European Medicines Agency recommends suspension of marketing authorisation for sibutramine
Weight-loss medicine associated with increased risk of cardiovascular events to be removed from all markets in the European Union
The European Medicines Agency has finalised a safety review of medicines containing sibutramine. The Agency's Committee for Medicinal Products for Human Use (CHMP) concluded that the risks of these medicines are greater than their benefits and recommended the suspension of marketing authorisations for these medicines across the European Union.
Sibutramine-containing medicines are authorised as Reductil, Reduxade and Zelium and other tradenames in the European Union. They are used to promote weight-loss in obese patients and in overweight patients who also have other risk factors such as type-2 diabetes or dyslipidaemia (abnormal levels of fat in their blood), together with diet and exercise.

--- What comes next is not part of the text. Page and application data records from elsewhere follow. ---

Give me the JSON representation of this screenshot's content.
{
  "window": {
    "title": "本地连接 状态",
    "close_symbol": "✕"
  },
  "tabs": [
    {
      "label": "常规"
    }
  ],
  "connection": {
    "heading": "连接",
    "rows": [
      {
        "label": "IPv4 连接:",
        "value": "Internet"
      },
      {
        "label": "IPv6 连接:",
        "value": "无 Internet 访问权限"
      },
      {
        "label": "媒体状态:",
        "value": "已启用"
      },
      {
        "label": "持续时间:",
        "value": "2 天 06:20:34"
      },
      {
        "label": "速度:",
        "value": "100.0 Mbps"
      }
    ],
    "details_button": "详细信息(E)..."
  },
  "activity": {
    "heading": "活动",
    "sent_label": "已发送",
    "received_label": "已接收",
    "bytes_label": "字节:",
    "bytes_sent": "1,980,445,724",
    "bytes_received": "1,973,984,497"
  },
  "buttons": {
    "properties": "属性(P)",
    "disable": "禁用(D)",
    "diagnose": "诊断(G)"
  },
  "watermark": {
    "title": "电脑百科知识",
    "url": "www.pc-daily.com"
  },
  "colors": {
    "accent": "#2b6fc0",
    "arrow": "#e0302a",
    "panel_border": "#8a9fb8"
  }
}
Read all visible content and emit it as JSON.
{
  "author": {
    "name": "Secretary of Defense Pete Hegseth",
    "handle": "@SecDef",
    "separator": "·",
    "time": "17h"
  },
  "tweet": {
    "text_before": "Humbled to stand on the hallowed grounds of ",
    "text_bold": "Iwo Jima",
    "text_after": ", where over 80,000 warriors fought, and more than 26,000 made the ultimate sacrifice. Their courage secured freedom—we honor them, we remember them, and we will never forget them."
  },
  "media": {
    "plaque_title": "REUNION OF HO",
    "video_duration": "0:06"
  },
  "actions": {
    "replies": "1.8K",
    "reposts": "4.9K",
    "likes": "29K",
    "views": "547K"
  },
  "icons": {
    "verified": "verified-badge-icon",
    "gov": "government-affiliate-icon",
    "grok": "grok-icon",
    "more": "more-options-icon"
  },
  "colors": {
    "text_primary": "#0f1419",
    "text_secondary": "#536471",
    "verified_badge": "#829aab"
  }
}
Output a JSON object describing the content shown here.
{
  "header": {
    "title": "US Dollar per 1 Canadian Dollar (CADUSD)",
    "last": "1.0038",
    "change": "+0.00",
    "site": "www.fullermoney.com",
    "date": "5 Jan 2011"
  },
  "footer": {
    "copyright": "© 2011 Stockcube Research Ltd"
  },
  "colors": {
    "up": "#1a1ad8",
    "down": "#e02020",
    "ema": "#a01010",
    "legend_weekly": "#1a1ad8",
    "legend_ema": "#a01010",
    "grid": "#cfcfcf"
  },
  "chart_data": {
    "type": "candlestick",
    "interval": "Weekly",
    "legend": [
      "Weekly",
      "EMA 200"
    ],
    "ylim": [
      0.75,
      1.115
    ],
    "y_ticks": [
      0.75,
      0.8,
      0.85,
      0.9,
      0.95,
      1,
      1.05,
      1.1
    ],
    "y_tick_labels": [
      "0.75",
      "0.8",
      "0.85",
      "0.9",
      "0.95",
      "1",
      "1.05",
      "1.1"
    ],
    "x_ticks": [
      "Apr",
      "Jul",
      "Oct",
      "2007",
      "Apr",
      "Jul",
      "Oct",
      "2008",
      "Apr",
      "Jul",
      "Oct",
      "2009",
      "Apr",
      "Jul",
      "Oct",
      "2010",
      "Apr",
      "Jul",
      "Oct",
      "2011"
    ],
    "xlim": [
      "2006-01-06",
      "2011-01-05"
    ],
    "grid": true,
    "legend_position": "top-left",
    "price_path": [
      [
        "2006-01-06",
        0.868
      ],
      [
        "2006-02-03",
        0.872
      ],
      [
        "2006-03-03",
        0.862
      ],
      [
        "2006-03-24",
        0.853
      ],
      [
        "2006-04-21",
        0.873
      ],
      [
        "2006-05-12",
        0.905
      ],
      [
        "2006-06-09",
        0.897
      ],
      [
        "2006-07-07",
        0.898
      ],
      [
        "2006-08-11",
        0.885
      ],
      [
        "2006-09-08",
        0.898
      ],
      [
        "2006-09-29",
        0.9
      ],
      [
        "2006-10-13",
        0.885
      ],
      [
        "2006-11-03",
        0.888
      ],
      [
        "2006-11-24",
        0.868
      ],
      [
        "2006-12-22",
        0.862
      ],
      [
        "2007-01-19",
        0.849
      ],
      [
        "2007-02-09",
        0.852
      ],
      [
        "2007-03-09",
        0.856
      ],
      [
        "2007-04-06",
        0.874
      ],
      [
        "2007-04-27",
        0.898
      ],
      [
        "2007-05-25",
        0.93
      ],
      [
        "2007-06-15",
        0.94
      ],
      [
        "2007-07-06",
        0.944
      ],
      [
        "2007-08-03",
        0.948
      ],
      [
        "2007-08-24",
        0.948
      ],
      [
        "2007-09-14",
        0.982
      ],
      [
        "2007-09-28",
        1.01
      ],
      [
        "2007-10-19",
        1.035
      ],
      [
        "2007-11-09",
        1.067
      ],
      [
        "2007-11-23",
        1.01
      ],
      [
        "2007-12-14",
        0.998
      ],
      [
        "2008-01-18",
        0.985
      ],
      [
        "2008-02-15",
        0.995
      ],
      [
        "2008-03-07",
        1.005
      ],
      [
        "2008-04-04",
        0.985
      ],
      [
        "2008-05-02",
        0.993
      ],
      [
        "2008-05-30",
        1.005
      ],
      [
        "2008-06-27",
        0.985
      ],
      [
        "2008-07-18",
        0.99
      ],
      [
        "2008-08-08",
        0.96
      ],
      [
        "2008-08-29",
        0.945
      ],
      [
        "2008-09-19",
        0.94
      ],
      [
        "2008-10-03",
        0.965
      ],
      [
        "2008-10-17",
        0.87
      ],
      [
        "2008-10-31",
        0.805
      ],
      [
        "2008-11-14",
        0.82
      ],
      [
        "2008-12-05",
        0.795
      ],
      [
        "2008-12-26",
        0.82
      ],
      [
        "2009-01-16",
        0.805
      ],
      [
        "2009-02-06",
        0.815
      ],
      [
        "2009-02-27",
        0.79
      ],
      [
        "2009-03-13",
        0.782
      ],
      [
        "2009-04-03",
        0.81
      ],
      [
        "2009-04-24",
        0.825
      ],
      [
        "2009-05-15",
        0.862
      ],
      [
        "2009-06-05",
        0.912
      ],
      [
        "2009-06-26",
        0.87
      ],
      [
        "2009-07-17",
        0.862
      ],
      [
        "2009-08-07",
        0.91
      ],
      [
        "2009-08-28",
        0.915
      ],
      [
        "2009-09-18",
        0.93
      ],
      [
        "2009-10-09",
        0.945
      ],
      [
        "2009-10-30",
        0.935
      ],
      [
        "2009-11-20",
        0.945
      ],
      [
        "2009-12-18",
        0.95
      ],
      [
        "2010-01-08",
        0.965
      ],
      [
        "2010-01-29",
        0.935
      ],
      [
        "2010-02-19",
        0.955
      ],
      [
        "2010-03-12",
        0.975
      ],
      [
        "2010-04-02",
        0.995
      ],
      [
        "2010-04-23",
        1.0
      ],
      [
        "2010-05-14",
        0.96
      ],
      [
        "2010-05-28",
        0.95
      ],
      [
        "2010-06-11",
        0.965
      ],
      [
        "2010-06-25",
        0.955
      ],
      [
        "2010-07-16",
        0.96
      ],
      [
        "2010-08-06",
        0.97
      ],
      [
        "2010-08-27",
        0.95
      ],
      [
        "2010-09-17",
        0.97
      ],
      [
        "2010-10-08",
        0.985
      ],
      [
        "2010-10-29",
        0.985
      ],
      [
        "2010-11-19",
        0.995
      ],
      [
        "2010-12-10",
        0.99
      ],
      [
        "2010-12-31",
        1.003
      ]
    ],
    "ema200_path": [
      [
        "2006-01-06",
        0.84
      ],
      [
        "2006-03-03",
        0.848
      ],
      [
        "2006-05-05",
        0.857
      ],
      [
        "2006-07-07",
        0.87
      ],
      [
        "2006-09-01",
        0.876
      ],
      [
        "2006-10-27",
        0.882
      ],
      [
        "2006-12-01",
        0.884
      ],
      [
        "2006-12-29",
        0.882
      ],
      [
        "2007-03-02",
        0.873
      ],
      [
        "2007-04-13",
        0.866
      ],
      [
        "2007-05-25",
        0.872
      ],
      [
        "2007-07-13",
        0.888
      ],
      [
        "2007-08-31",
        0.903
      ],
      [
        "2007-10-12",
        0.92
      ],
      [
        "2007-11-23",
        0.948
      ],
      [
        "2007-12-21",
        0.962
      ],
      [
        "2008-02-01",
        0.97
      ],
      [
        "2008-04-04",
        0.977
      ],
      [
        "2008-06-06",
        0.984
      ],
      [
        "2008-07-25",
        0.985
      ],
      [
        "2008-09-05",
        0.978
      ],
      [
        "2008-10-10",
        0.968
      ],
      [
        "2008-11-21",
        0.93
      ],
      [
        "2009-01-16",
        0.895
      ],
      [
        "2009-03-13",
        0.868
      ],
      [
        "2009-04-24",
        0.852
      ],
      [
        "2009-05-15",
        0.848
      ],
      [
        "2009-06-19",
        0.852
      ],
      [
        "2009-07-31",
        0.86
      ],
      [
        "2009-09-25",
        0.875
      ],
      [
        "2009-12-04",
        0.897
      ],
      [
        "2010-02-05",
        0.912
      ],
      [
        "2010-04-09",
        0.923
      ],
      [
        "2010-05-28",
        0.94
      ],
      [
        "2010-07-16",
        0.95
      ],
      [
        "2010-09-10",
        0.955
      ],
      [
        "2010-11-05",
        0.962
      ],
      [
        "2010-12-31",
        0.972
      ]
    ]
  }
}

Doctors should no longer prescribe, and pharmacists should no longer dispense the medicine. Patients currently taking sibutramine should make an appointment with their doctor at the next convenient time to discuss alternative measures to lose weight. Patients who wish to stop treatment before seeing their doctor can do so at any time.
The review was initiated because data from the Sibutramine Cardiovascular Outcome Trial (SCOUT) showed an increased risk of serious, non-fatal cardiovascular events, such as stroke or heart attack, with sibutramine compared with placebo. The SCOUT trial, in which nearly 10,000 patients were enrolled for up to six years, was designed to determine the impact of weight loss with sibutramine on cardiovascular problems in a large group of overweight and obese subjects with known or high risk for cardiovascular disease.
The CHMP noted that the use of sibutramine was not in accordance with the prescribing information for most of the patients enrolled in the SCOUT study, as sibutramine is contra-indicated in patients with known cardiovascular disease. The treatment duration in the study was also longer than normally recommended. However, because obese and overweight patients are likely to have a higher risk of cardiovascular events, the Committee was of the opinion that the data from the SCOUT are relevant for the use of the medicine in clinical practice.
The Committee also noted that the date from available studies show that the weight loss achieved with sibutramine is modest and may not be maintained after stopping. The CHMP was therefore of the opinion that the benefit of sibutramine as a weight-loss aid do not outweigh the cardiovascular risks.
The Commitee's recommendation for the suspension of the marketing authorisation has now been forwarded to the European Commission for the adoption of a decision.